Flynn worries about son in special counsel probe (Jim Sciutto and Marshall Cohen, 11/08/17, CNN)

Flynn's troubles extend to Congress, where his activities have attracted the attention of the House oversight committee. The panel's top Republican and Democrat made a stunning announcement in April after their own inquiry: Flynn likely broke federal law by taking a paid speaking engagement in Russia without US government approval, and he hid the payments from FBI investigators reviewing the security clearance he is afforded as a retired lieutenant general.

After that announcement, Flynn's attorney told CNN that Flynn wasn't hiding anything and that he had briefed the Pentagon's Defense Intelligence Agency "both before and after" the trip to Moscow.
FBI investigators also have scrutinized a series of phone calls during the Trump transition between Flynn and the Russian ambassador to the US at the time, Sergey Kislyak. The conversations centered on US sanctions against Russia and whether they would remain in place during the Trump administration.

When Trump took office in January 2017, Flynn served as his national security adviser, but he resigned after one month amid questions about the Kislyak calls and his other links to Russia.

The Logan Act, passed in 1799, bans private citizens from negotiating with foreign governments, but it is hardly ever used in practice. More pressing for Flynn might be what he told the FBI about the calls.

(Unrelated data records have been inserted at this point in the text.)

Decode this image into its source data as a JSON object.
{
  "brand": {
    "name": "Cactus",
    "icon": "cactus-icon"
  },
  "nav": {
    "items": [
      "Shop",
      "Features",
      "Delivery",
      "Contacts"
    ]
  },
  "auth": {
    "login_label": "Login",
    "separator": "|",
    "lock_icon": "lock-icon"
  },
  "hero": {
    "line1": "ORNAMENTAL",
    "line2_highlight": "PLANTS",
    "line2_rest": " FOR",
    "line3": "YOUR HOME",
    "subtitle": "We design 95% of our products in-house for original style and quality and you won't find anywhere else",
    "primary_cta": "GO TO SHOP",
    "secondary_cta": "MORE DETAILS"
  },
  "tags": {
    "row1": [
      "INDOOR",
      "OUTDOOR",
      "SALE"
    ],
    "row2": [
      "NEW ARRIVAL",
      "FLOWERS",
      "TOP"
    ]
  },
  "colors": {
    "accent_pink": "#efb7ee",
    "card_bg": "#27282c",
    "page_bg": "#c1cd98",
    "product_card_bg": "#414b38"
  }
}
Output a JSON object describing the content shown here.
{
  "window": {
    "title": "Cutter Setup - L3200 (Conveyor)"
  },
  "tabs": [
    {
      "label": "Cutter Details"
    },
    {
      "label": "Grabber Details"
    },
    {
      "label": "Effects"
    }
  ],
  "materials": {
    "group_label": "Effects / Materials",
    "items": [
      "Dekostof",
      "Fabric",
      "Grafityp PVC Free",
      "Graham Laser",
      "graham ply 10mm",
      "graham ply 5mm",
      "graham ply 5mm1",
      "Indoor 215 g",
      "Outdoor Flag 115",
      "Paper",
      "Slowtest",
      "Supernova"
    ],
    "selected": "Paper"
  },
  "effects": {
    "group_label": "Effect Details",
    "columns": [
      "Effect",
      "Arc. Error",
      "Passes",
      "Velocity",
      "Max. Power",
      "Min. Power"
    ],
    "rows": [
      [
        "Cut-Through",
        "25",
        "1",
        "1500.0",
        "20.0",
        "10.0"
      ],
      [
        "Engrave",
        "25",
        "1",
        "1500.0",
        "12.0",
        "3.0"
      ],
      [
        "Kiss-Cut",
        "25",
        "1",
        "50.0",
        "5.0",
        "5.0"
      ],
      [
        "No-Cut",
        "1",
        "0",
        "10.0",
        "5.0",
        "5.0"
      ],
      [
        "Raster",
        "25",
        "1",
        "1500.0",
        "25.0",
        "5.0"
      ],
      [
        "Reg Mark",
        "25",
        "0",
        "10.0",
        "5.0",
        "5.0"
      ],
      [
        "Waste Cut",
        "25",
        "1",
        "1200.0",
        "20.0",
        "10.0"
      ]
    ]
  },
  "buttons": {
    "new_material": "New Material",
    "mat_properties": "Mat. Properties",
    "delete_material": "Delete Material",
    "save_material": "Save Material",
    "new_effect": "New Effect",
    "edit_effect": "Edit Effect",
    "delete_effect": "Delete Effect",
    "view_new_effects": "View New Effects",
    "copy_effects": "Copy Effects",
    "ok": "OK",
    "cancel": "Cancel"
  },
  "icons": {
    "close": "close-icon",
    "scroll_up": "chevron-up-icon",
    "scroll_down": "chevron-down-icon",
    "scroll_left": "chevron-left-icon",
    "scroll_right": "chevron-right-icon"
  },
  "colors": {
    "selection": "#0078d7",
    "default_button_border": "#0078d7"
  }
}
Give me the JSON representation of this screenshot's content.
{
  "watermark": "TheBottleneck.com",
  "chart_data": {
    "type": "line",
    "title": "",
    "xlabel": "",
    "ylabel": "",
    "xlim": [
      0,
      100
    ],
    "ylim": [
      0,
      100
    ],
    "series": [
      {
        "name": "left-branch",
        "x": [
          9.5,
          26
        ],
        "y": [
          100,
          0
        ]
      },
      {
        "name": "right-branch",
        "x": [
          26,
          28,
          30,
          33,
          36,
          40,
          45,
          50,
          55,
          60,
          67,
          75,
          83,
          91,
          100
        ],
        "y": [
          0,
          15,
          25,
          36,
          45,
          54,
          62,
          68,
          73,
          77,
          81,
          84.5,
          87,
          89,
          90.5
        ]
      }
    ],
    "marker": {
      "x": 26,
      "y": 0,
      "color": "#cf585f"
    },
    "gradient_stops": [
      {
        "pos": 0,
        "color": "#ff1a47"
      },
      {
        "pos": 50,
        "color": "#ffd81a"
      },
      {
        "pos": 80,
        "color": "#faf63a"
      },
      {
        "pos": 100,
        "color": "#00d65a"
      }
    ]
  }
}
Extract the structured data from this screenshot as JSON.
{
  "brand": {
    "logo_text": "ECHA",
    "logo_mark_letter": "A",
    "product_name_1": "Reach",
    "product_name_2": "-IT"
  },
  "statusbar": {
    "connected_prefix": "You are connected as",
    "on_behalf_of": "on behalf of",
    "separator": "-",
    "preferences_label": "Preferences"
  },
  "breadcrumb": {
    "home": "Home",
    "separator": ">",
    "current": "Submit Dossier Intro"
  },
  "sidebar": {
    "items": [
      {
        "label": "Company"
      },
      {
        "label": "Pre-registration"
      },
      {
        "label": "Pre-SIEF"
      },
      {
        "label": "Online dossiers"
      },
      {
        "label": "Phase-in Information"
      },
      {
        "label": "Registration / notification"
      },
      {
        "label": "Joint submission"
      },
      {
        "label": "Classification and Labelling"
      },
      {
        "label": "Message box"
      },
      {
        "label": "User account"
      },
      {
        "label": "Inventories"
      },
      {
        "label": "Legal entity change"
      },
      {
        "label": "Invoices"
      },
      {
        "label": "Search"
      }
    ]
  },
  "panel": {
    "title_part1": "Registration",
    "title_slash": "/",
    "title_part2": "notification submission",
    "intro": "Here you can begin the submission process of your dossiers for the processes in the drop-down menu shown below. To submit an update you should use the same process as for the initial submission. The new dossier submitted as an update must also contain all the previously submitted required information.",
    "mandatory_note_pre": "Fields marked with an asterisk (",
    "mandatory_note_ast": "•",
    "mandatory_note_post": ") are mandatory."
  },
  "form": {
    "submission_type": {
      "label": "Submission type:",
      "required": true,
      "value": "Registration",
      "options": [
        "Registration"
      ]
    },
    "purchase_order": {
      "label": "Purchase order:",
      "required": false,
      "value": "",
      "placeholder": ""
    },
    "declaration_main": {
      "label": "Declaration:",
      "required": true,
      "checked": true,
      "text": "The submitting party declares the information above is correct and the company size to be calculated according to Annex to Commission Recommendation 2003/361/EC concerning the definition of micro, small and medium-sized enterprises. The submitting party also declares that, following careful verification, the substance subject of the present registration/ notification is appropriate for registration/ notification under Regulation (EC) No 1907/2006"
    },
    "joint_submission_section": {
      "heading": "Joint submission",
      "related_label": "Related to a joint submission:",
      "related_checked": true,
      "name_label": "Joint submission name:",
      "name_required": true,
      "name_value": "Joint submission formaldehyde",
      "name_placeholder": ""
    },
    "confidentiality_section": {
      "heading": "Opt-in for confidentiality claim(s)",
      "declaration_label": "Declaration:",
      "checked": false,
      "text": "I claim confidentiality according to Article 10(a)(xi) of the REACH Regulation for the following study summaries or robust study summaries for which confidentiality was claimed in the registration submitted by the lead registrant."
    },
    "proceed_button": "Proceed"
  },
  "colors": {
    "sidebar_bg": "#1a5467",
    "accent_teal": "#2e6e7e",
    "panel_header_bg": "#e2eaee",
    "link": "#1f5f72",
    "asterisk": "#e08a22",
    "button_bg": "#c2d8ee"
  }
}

CNN reported that Flynn initially told investigators sanctions weren't discussed but changed his answer to say he didn't remember. Mueller could use this to charge Flynn with making false statements -- the same charge that former Trump campaign adviser George Papadopoulos pleaded guilty to last month.

Posted by at November 9, 2017 7:02 AM